DOHA, Qatar (AP) -- Ukraine's president made a surprise video appearance Saturday at Qatar's Doha Forum, calling on the energy-rich nation and others to boost their production to counteract the loss of Russian energy supplies.
Volodymyr Zelenskyy called on the United Nations and world powers to come to his aid, as he has in a series of other addresses given around the world since the start of the war Feb. 24. He compared Russia's destruction of the port city of Mariupol to the Syrian and Russian destruction wrought on the city of Aleppo in the Syrian war.
"They are destroying our ports," Zelenskyy said. "The absence of exports from Ukraine will deal a blow to countries worldwide."
The loss of Ukrainian wheat already has worried Mideast nations like Egypt, which rely on those exports.
Zelenskyy called on countries to increase their exports of energy -- something particularly important as Qatar is a world leader in the export of natural gas. Western sanctions have deeply cut into Russian exports, which are crucial for European nations.
Also on hand was Saudi Foreign Minister Prince Faisal bin Farhan, the top diplomat for the world's biggest oil exporter. Saudi Arabia so far has said it would stick with an OPEC+ production schedule the cartel struck with Russia and other producers. The kingdom also said it wouldn't be responsible for higher prices as it deals with attacks from Yemen's Houthi rebels amid its yearslong war in the Arab world's poorest country.
Zelenskyy criticized Russia for what he described as threatening the world with its nuclear weapons, raising the possibility of tactical nuclear weapons being used on the battlefield.
"Russia is deliberating bragging they can destroy with nuclear weapons, not only a certain country but the entire planet," Zelenskyy said.
He also noted that Muslims in Ukraine would have to fight during the upcoming holy fasting month of Ramadan.
"We have to ensure this sacred month of Ramadan is not overshadowed by the misery of people in Ukraine," he said.
Qatar's ruling emir meanwhile criticized Israel for its treatment of Palestinians over the last 70 years, urging the world to stand against a growing global militarization that found its peak in Russia's ongoing war on Ukraine.
Sheikh Tamim bin Hamad Al Thani sought to draw a line between anti-Semitism and the ability to criticize Israel for occupying lands that Palestinians hope to have a state of their own.

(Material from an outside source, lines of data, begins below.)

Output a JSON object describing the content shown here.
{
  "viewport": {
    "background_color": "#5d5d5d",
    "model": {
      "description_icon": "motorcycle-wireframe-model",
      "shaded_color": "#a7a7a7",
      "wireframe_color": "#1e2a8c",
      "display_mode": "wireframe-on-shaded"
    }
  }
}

Sheikh Tamim's comments come as Bahrain and the United Arab Emirates in 2020 regularized diplomatic relations with Israel.
"It is noteworthy here that the accusation of anti-Semitism is now used wrongly against everyone who criticizes Israel's policies, and this impinges on the struggle against racism and actual anti-Semitism," Sheikh Tamim said at the start of the forum.

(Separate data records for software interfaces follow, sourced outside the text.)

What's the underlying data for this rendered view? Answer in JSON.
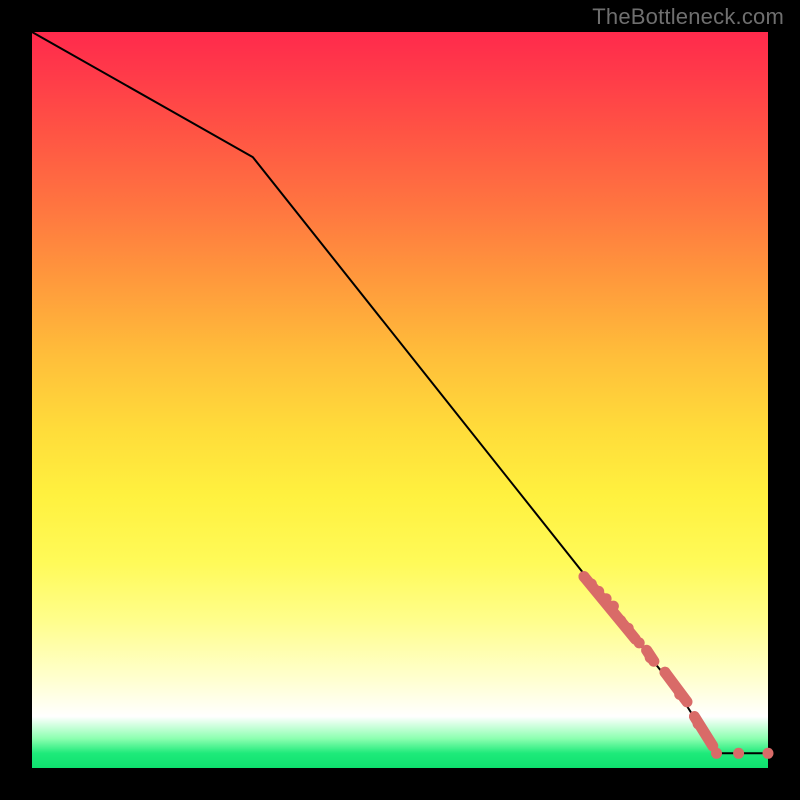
{
  "watermark": "TheBottleneck.com",
  "chart_data": {
    "type": "line",
    "title": "",
    "xlabel": "",
    "ylabel": "",
    "xlim": [
      0,
      100
    ],
    "ylim": [
      0,
      100
    ],
    "series": [
      {
        "name": "curve",
        "x": [
          0,
          30,
          88,
          93,
          100
        ],
        "values": [
          100,
          83,
          10,
          2,
          2
        ]
      }
    ],
    "highlighted_points": {
      "x": [
        75,
        76,
        77,
        78,
        79,
        80,
        81,
        82.5,
        84,
        86,
        88,
        90.5,
        93,
        96,
        100
      ],
      "values": [
        26,
        25,
        24,
        23,
        22,
        20,
        19,
        17,
        15,
        13,
        10,
        6,
        2,
        2,
        2
      ]
    },
    "highlighted_segments": [
      {
        "x0": 75,
        "y0": 26,
        "x1": 82,
        "y1": 17.5
      },
      {
        "x0": 83.5,
        "y0": 16,
        "x1": 84.5,
        "y1": 14.5
      },
      {
        "x0": 86,
        "y0": 13,
        "x1": 89,
        "y1": 9
      },
      {
        "x0": 90,
        "y0": 7,
        "x1": 92.5,
        "y1": 3
      }
    ],
    "colors": {
      "line": "#000000",
      "marker": "#d96b68",
      "gradient_top": "#ff2a4c",
      "gradient_mid": "#fff13f",
      "gradient_bottom": "#0ee06e",
      "background": "#000000"
    }
  }
}
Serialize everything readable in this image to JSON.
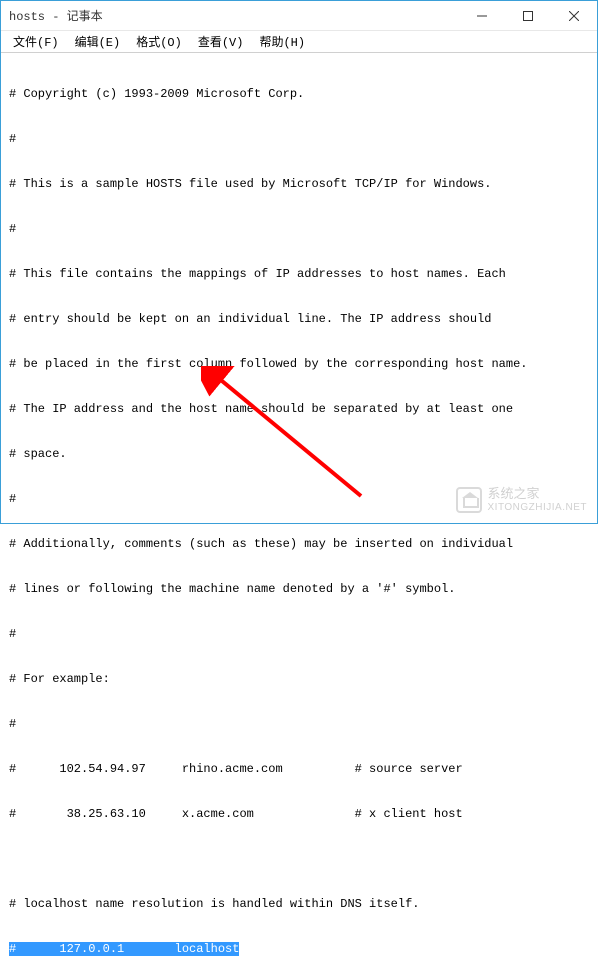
{
  "titlebar": {
    "title": "hosts - 记事本"
  },
  "menubar": {
    "file": "文件(F)",
    "edit": "编辑(E)",
    "format": "格式(O)",
    "view": "查看(V)",
    "help": "帮助(H)"
  },
  "content": {
    "lines": [
      "# Copyright (c) 1993-2009 Microsoft Corp.",
      "#",
      "# This is a sample HOSTS file used by Microsoft TCP/IP for Windows.",
      "#",
      "# This file contains the mappings of IP addresses to host names. Each",
      "# entry should be kept on an individual line. The IP address should",
      "# be placed in the first column followed by the corresponding host name.",
      "# The IP address and the host name should be separated by at least one",
      "# space.",
      "#",
      "# Additionally, comments (such as these) may be inserted on individual",
      "# lines or following the machine name denoted by a '#' symbol.",
      "#",
      "# For example:",
      "#",
      "#      102.54.94.97     rhino.acme.com          # source server",
      "#       38.25.63.10     x.acme.com              # x client host",
      "",
      "# localhost name resolution is handled within DNS itself."
    ],
    "selected_line": "#      127.0.0.1       localhost"
  },
  "watermark": {
    "cn": "系统之家",
    "url": "XITONGZHIJIA.NET"
  }
}
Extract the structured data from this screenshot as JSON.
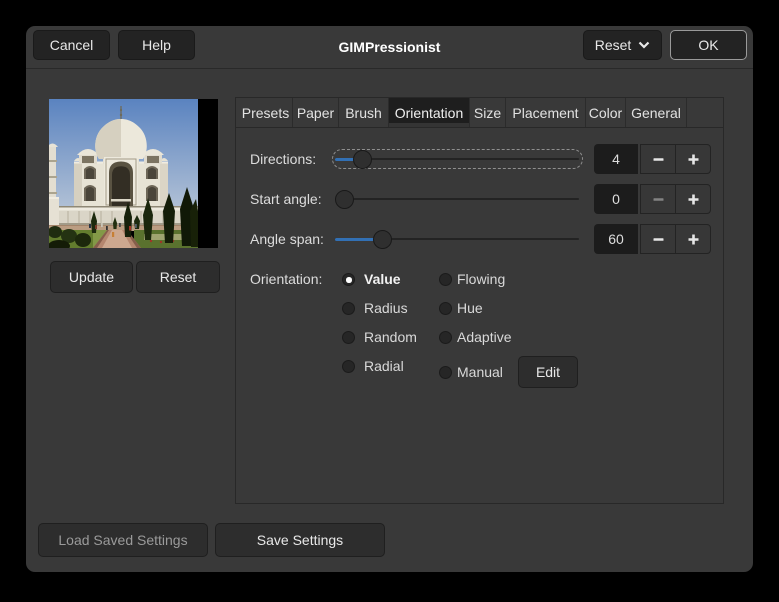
{
  "window": {
    "title": "GIMPressionist"
  },
  "header": {
    "cancel": "Cancel",
    "help": "Help",
    "reset": "Reset",
    "ok": "OK"
  },
  "preview": {
    "update": "Update",
    "reset": "Reset",
    "image": "taj-mahal-photo"
  },
  "tabs": [
    "Presets",
    "Paper",
    "Brush",
    "Orientation",
    "Size",
    "Placement",
    "Color",
    "General"
  ],
  "active_tab": "Orientation",
  "sliders": [
    {
      "label": "Directions:",
      "value": "4",
      "handle_pct": 11.5,
      "focused": true,
      "minus_disabled": false
    },
    {
      "label": "Start angle:",
      "value": "0",
      "handle_pct": 3.7,
      "focused": false,
      "minus_disabled": true
    },
    {
      "label": "Angle span:",
      "value": "60",
      "handle_pct": 19.7,
      "focused": false,
      "minus_disabled": false
    }
  ],
  "orientation": {
    "label": "Orientation:",
    "selected": "Value",
    "options": [
      {
        "label": "Value"
      },
      {
        "label": "Flowing"
      },
      {
        "label": "Radius"
      },
      {
        "label": "Hue"
      },
      {
        "label": "Random"
      },
      {
        "label": "Adaptive"
      },
      {
        "label": "Radial"
      },
      {
        "label": "Manual"
      }
    ],
    "edit": "Edit"
  },
  "footer": {
    "load": "Load Saved Settings",
    "save": "Save Settings"
  }
}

"While stressing solidarity, I would like in this context to remind of the millions of Palestinians who have been suffering from the Israeli occupation and international neglect for more than seven decades," he added. "Similarly, there are a lot of other people, such as the Syrian people and the Afghan people, for whom the international community has failed to render justice."
The Israeli Foreign Ministry didn't immediately respond to a request for comment. It was Saturday, the Jewish day of rest, when government offices are closed.

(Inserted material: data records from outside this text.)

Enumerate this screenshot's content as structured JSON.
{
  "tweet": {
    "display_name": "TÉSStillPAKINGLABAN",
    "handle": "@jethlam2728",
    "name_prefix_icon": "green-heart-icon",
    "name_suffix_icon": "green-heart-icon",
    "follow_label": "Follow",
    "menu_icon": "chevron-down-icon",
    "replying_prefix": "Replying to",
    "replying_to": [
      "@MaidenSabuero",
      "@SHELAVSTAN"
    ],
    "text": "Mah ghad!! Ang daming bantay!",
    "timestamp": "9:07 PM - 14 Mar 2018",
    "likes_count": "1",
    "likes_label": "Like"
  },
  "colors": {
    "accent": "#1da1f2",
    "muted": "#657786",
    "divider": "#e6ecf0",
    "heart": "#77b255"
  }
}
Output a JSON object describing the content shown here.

However, Israel and Qatar have discussed reducing tensions in the Hamas-controlled Gaza Strip. Qatar, which supports Islamist groups across the region, has stepped in to provide humanitarian aid, including cash-filled suitcases shipped to Gaza with Israel's permission.
Qatar's support of Islamists saw it become the target of a yearslong boycott by four Arab nations -- Bahrain, Egypt, Saudi Arabia and the UAE -- during President Donald Trump's time in office. That boycott ended just before President Joe Biden took office in 2021.
U.S. Sen. Lindsey Graham, a Republican from South Carolina on hand for the forum, praised the event for having the top diplomats of Saudi Arabia and Qatar sharing a stage as a sign that "the embargo is over."
However, he noted what he described as a Saudi and Emirati reluctance to condemn Russia over its war on Ukraine. He said he hoped the Russian people would rise up against Vladimir Putin and have "a change in the regime" as "they have a very dead future" with the way things stood now.
"What you've seen on your televisions, like all of us, is war crimes on an industrial scale," Graham said. "The question for the world is: Can that be forgiven? Can we be the world we want to be and let Putin get away with this? The answer for me is no."